TASK DIRECTIONS
Take each line in the entries below that holds "Saipan" and show it.

BEGIN DATA IN THIS EXERCISE

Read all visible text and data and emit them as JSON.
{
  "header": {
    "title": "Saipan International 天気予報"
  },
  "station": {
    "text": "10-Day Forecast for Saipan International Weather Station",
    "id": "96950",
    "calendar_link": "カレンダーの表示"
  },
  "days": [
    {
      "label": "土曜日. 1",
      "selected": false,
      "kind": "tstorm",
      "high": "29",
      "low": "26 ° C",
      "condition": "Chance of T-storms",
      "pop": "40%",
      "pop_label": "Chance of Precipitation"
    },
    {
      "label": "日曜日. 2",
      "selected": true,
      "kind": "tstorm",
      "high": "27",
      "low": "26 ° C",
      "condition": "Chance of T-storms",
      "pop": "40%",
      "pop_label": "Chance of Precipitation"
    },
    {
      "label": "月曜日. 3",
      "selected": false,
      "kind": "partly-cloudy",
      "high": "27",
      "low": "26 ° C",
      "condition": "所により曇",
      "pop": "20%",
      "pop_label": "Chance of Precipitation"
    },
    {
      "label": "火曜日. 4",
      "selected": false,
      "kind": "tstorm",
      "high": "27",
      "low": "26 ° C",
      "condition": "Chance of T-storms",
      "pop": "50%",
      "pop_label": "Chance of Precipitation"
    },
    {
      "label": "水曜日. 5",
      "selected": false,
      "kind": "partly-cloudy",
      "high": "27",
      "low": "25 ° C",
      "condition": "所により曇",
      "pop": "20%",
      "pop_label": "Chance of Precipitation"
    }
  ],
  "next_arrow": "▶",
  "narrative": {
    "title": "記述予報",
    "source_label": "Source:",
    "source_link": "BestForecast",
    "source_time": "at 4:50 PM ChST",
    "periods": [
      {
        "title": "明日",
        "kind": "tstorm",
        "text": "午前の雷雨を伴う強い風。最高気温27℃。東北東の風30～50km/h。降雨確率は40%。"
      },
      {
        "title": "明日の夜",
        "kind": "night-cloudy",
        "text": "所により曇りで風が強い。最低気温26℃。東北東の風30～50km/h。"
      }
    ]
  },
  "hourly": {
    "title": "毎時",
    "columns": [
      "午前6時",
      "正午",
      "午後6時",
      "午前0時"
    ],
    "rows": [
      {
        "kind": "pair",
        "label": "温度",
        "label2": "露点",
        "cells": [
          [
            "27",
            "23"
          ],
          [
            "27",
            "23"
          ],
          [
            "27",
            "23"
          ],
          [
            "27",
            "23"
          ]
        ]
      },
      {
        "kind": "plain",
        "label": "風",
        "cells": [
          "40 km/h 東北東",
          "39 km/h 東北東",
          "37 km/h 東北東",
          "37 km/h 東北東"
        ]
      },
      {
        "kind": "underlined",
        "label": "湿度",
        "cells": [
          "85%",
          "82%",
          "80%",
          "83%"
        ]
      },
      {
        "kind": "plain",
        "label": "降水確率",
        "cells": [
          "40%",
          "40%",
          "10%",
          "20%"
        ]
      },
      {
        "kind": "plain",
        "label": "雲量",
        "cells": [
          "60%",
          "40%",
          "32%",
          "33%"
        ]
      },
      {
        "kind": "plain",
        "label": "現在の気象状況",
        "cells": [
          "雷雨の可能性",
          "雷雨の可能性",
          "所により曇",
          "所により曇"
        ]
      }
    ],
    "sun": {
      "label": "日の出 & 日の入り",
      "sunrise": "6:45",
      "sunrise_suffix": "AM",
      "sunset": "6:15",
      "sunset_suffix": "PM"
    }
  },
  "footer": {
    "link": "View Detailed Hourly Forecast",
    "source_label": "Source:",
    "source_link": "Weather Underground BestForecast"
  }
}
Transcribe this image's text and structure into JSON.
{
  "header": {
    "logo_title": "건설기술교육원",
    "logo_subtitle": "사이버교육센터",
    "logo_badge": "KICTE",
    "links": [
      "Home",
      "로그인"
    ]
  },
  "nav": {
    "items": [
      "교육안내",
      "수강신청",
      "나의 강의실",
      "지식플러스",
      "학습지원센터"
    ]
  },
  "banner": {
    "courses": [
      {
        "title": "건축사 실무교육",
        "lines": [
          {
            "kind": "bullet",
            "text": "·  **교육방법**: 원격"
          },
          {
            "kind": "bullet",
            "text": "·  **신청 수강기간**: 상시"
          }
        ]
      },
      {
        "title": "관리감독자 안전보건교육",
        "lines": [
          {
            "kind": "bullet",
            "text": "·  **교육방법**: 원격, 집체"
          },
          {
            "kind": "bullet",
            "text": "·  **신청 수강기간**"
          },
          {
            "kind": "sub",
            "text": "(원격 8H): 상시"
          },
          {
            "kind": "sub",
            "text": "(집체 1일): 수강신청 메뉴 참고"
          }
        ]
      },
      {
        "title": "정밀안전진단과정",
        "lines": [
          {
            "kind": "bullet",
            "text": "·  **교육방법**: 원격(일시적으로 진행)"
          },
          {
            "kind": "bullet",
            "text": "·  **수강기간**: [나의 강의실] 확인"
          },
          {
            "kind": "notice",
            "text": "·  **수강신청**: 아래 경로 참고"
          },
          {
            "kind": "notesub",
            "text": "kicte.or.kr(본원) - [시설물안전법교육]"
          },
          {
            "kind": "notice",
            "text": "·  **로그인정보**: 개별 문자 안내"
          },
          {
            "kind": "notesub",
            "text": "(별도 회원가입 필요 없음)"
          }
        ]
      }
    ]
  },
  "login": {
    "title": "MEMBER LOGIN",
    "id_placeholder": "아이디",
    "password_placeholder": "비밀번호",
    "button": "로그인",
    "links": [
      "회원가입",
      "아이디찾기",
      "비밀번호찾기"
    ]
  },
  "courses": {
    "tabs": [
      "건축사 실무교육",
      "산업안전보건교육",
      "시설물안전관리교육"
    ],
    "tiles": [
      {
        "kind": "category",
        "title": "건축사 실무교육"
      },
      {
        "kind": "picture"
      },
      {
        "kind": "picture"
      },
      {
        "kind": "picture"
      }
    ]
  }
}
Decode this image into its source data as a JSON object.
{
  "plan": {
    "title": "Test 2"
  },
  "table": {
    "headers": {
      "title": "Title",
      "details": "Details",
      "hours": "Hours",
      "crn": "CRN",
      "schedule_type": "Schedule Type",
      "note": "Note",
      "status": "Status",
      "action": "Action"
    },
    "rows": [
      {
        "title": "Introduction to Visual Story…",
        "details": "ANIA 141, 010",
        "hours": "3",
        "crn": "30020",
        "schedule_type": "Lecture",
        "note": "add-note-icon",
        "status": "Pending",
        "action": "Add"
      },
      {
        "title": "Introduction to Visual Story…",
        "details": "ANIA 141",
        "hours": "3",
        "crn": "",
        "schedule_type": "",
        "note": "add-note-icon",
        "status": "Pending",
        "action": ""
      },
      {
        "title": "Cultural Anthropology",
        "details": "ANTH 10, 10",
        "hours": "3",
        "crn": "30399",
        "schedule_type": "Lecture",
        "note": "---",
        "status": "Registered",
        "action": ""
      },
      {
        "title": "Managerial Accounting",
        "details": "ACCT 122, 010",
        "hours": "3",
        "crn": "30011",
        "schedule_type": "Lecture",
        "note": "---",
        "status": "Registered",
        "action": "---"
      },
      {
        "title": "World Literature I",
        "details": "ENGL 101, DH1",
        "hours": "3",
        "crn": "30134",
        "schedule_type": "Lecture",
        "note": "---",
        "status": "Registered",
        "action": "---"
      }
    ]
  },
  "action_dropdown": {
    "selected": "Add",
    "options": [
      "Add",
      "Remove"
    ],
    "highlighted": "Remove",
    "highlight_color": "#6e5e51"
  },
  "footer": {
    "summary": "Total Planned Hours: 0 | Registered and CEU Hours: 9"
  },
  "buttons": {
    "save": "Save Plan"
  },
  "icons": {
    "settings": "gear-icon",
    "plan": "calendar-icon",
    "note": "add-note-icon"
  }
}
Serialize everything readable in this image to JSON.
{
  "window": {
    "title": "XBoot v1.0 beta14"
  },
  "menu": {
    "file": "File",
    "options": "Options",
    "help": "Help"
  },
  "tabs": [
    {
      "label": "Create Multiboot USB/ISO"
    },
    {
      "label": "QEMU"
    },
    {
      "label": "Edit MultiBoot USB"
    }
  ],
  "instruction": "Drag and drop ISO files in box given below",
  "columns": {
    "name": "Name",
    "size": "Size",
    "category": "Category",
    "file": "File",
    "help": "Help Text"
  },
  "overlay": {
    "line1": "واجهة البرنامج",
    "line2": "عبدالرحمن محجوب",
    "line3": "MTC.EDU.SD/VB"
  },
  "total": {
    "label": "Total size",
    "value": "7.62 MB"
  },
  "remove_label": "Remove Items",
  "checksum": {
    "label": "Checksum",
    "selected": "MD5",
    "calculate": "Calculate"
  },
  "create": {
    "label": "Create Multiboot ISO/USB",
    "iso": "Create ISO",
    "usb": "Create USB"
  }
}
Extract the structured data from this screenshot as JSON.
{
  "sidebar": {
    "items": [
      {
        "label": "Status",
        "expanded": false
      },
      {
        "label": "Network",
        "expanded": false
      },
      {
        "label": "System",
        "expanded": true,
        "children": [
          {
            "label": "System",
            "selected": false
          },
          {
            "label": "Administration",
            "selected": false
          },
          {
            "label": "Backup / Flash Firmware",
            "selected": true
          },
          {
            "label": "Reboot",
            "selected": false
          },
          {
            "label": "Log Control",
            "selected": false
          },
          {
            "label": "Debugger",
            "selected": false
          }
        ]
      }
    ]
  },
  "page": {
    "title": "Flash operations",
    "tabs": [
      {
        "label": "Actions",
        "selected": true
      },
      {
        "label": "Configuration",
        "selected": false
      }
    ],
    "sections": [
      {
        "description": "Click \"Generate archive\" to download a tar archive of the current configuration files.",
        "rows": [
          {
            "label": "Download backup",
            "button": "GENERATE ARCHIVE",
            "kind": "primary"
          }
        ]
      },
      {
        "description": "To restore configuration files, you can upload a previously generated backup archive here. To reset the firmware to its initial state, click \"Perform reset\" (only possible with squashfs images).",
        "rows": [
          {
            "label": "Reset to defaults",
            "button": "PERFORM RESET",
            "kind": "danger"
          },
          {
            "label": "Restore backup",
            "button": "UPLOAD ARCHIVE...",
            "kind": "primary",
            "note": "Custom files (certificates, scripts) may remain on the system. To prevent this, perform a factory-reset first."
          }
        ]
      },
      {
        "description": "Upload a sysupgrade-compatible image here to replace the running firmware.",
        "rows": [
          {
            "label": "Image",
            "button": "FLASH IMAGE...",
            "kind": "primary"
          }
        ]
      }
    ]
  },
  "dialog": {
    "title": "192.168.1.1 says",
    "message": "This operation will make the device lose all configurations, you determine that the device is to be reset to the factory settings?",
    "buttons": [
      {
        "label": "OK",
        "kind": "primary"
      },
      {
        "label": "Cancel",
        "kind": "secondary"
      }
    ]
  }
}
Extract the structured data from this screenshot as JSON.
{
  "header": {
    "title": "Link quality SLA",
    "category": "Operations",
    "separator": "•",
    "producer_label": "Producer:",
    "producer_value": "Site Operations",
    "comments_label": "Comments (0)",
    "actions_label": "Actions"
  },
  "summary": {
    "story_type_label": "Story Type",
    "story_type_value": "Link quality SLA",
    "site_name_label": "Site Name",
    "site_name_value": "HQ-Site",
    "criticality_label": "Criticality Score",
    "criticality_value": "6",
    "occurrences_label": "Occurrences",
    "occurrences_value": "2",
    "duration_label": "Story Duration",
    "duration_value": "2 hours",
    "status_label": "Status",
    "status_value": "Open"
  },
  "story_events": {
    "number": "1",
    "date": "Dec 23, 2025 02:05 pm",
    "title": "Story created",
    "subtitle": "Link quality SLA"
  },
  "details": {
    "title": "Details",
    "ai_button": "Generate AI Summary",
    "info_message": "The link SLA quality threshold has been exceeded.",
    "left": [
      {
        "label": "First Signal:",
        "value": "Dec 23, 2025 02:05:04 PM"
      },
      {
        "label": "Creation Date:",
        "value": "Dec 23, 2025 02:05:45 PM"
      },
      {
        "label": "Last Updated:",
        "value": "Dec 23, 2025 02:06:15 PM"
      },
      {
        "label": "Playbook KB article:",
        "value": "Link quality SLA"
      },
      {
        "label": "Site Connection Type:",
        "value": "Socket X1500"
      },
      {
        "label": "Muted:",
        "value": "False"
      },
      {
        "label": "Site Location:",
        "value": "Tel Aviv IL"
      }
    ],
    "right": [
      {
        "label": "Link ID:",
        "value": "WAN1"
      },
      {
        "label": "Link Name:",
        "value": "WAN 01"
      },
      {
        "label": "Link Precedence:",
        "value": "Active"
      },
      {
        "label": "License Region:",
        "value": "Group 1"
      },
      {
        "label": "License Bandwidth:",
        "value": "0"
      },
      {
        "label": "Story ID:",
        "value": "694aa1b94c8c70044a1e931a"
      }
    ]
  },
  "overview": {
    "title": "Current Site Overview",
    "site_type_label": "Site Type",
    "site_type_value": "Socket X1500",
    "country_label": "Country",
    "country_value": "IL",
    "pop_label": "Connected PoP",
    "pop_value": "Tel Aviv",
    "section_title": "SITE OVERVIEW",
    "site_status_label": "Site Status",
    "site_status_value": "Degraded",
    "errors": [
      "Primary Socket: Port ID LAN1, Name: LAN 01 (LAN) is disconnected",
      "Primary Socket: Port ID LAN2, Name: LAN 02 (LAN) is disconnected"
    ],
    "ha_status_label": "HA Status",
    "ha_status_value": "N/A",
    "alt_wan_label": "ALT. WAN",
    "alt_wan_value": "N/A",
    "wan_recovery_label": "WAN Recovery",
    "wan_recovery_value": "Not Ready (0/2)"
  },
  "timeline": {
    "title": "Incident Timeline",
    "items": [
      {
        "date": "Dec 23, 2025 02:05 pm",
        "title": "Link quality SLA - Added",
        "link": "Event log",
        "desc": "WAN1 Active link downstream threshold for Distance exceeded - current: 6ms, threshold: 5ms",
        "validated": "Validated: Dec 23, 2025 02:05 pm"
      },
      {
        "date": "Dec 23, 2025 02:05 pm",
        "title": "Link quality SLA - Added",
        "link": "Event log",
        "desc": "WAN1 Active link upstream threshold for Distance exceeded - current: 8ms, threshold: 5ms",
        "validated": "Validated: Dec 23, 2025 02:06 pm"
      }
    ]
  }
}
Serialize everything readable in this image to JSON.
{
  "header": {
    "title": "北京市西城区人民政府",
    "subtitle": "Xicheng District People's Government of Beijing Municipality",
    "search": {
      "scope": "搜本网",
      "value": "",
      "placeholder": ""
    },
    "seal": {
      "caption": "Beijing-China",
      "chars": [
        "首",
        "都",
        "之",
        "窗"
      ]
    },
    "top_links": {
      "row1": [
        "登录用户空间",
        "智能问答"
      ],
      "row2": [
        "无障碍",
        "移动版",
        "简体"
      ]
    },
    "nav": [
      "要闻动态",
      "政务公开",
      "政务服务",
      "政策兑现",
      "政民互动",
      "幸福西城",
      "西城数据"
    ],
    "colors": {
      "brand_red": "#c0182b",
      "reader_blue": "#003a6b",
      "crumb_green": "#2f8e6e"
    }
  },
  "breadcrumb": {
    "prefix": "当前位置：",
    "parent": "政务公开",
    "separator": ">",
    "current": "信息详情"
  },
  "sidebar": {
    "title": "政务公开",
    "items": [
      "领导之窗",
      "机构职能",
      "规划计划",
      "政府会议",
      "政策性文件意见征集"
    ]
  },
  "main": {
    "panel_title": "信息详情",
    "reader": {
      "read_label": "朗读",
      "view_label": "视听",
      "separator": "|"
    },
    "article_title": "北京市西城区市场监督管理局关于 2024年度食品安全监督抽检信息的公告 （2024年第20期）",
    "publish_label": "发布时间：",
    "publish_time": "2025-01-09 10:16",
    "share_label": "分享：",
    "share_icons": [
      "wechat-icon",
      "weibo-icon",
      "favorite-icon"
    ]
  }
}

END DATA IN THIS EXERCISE

SOLUTION TO THIS EXERCISE
    "title": "Saipan International 天気予報"
    "text": "10-Day Forecast for Saipan International Weather Station",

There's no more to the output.